* [What you should do]:
Line by line, copy out the entries exactly and leave the pictures behind.

* [Information]:
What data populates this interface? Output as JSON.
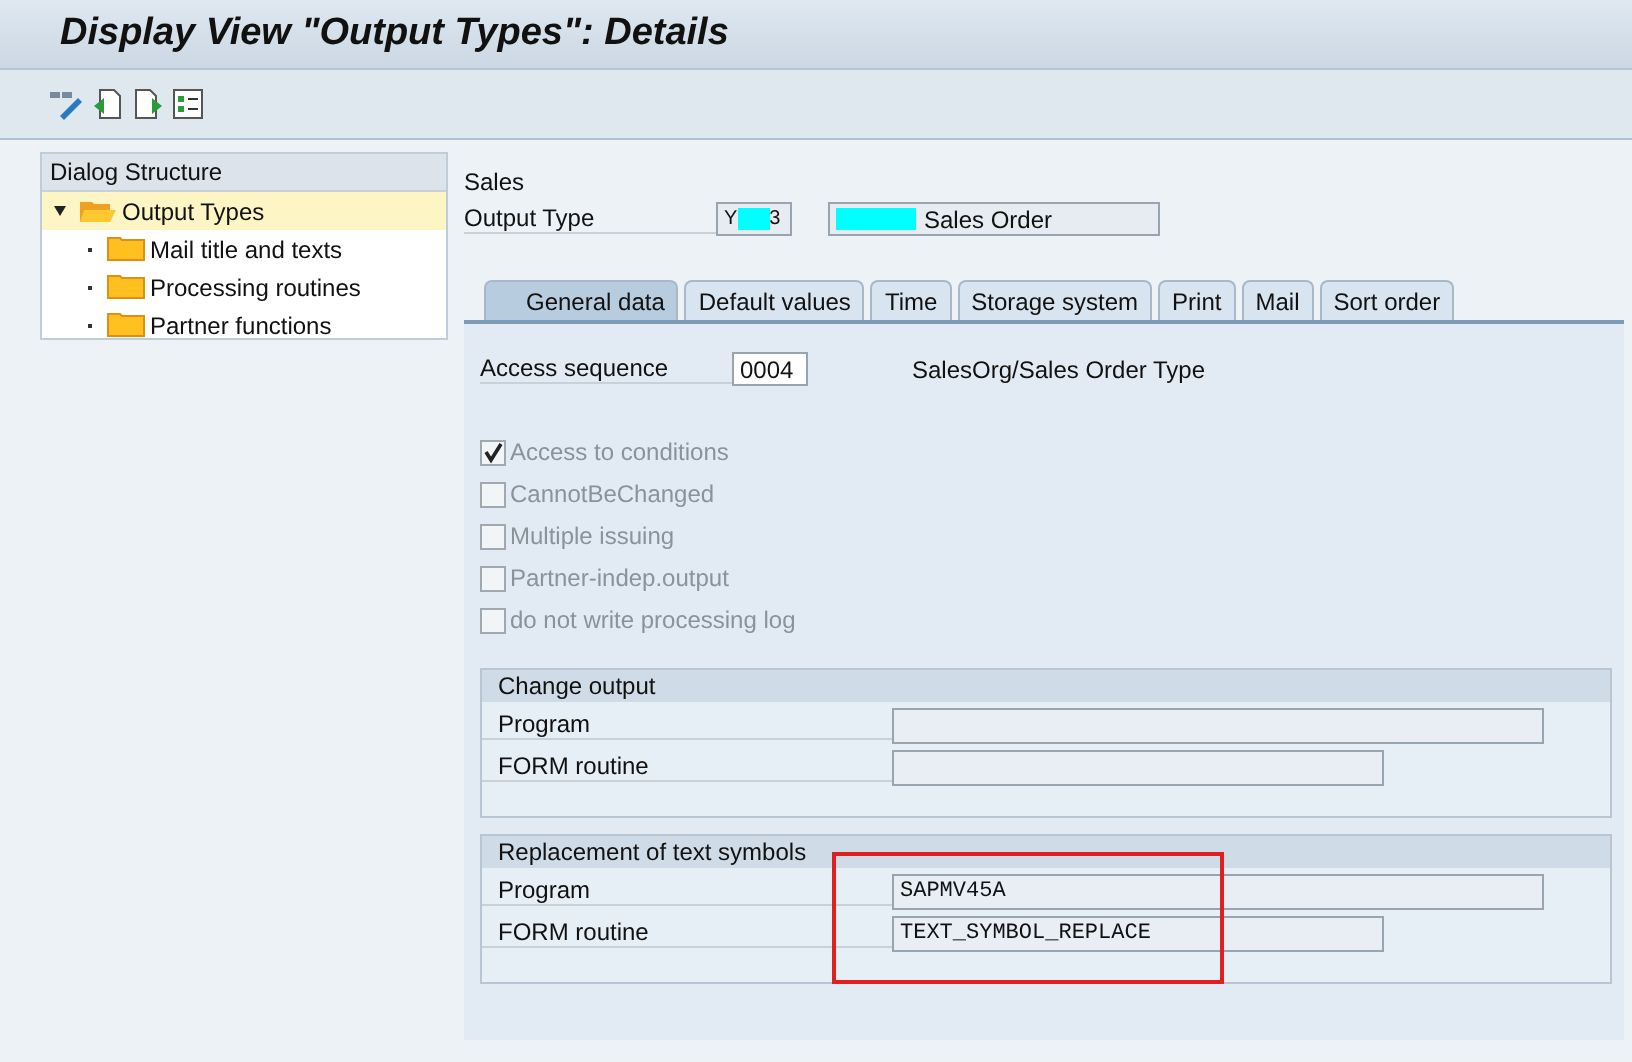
{
  "window": {
    "title": "Display View \"Output Types\": Details"
  },
  "toolbar": {
    "buttons": [
      {
        "kind": "glasses"
      },
      {
        "kind": "prev"
      },
      {
        "kind": "next"
      },
      {
        "kind": "select"
      }
    ]
  },
  "dialog_structure": {
    "title": "Dialog Structure",
    "items": [
      {
        "label": "Output Types",
        "selected": true,
        "expanded": true,
        "children": [
          {
            "label": "Mail title and texts",
            "selected": false
          },
          {
            "label": "Processing routines",
            "selected": false
          },
          {
            "label": "Partner functions",
            "selected": false
          }
        ]
      }
    ]
  },
  "header": {
    "section": "Sales",
    "output_type_label": "Output Type",
    "output_type_start": "Y",
    "output_type_end": "3",
    "description": "Sales Order"
  },
  "tabs": [
    {
      "label": "General data",
      "selected": true
    },
    {
      "label": "Default values",
      "selected": false
    },
    {
      "label": "Time",
      "selected": false
    },
    {
      "label": "Storage system",
      "selected": false
    },
    {
      "label": "Print",
      "selected": false
    },
    {
      "label": "Mail",
      "selected": false
    },
    {
      "label": "Sort order",
      "selected": false
    }
  ],
  "access_sequence": {
    "label": "Access sequence",
    "value": "0004",
    "description": "SalesOrg/Sales Order Type"
  },
  "checkboxes": [
    {
      "label": "Access to conditions",
      "checked": true,
      "disabled": true
    },
    {
      "label": "CannotBeChanged",
      "checked": false,
      "disabled": true
    },
    {
      "label": "Multiple issuing",
      "checked": false,
      "disabled": true
    },
    {
      "label": "Partner-indep.output",
      "checked": false,
      "disabled": true
    },
    {
      "label": "do not write processing log",
      "checked": false,
      "disabled": true
    }
  ],
  "groups": [
    {
      "title": "Change output",
      "highlighted": false,
      "fields": [
        {
          "label": "Program",
          "wide": true
        },
        {
          "label": "FORM routine",
          "wide": false
        }
      ]
    },
    {
      "title": "Replacement of text symbols",
      "highlighted": true,
      "fields": [
        {
          "label": "Program",
          "value": "SAPMV45A",
          "wide": true
        },
        {
          "label": "FORM routine",
          "value": "TEXT_SYMBOL_REPLACE",
          "wide": false
        }
      ]
    }
  ]
}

* [Solution]:
What data populates this interface? Output as JSON.
{
  "window": {
    "title": "Display View \"Output Types\": Details"
  },
  "toolbar": {
    "buttons": [
      {
        "kind": "glasses"
      },
      {
        "kind": "prev"
      },
      {
        "kind": "next"
      },
      {
        "kind": "select"
      }
    ]
  },
  "dialog_structure": {
    "title": "Dialog Structure",
    "items": [
      {
        "label": "Output Types",
        "selected": true,
        "expanded": true,
        "children": [
          {
            "label": "Mail title and texts",
            "selected": false
          },
          {
            "label": "Processing routines",
            "selected": false
          },
          {
            "label": "Partner functions",
            "selected": false
          }
        ]
      }
    ]
  },
  "header": {
    "section": "Sales",
    "output_type_label": "Output Type",
    "output_type_start": "Y",
    "output_type_end": "3",
    "description": "Sales Order"
  },
  "tabs": [
    {
      "label": "General data",
      "selected": true
    },
    {
      "label": "Default values",
      "selected": false
    },
    {
      "label": "Time",
      "selected": false
    },
    {
      "label": "Storage system",
      "selected": false
    },
    {
      "label": "Print",
      "selected": false
    },
    {
      "label": "Mail",
      "selected": false
    },
    {
      "label": "Sort order",
      "selected": false
    }
  ],
  "access_sequence": {
    "label": "Access sequence",
    "value": "0004",
    "description": "SalesOrg/Sales Order Type"
  },
  "checkboxes": [
    {
      "label": "Access to conditions",
      "checked": true,
      "disabled": true
    },
    {
      "label": "CannotBeChanged",
      "checked": false,
      "disabled": true
    },
    {
      "label": "Multiple issuing",
      "checked": false,
      "disabled": true
    },
    {
      "label": "Partner-indep.output",
      "checked": false,
      "disabled": true
    },
    {
      "label": "do not write processing log",
      "checked": false,
      "disabled": true
    }
  ],
  "groups": [
    {
      "title": "Change output",
      "highlighted": false,
      "fields": [
        {
          "label": "Program",
          "wide": true
        },
        {
          "label": "FORM routine",
          "wide": false
        }
      ]
    },
    {
      "title": "Replacement of text symbols",
      "highlighted": true,
      "fields": [
        {
          "label": "Program",
          "value": "SAPMV45A",
          "wide": true
        },
        {
          "label": "FORM routine",
          "value": "TEXT_SYMBOL_REPLACE",
          "wide": false
        }
      ]
    }
  ]
}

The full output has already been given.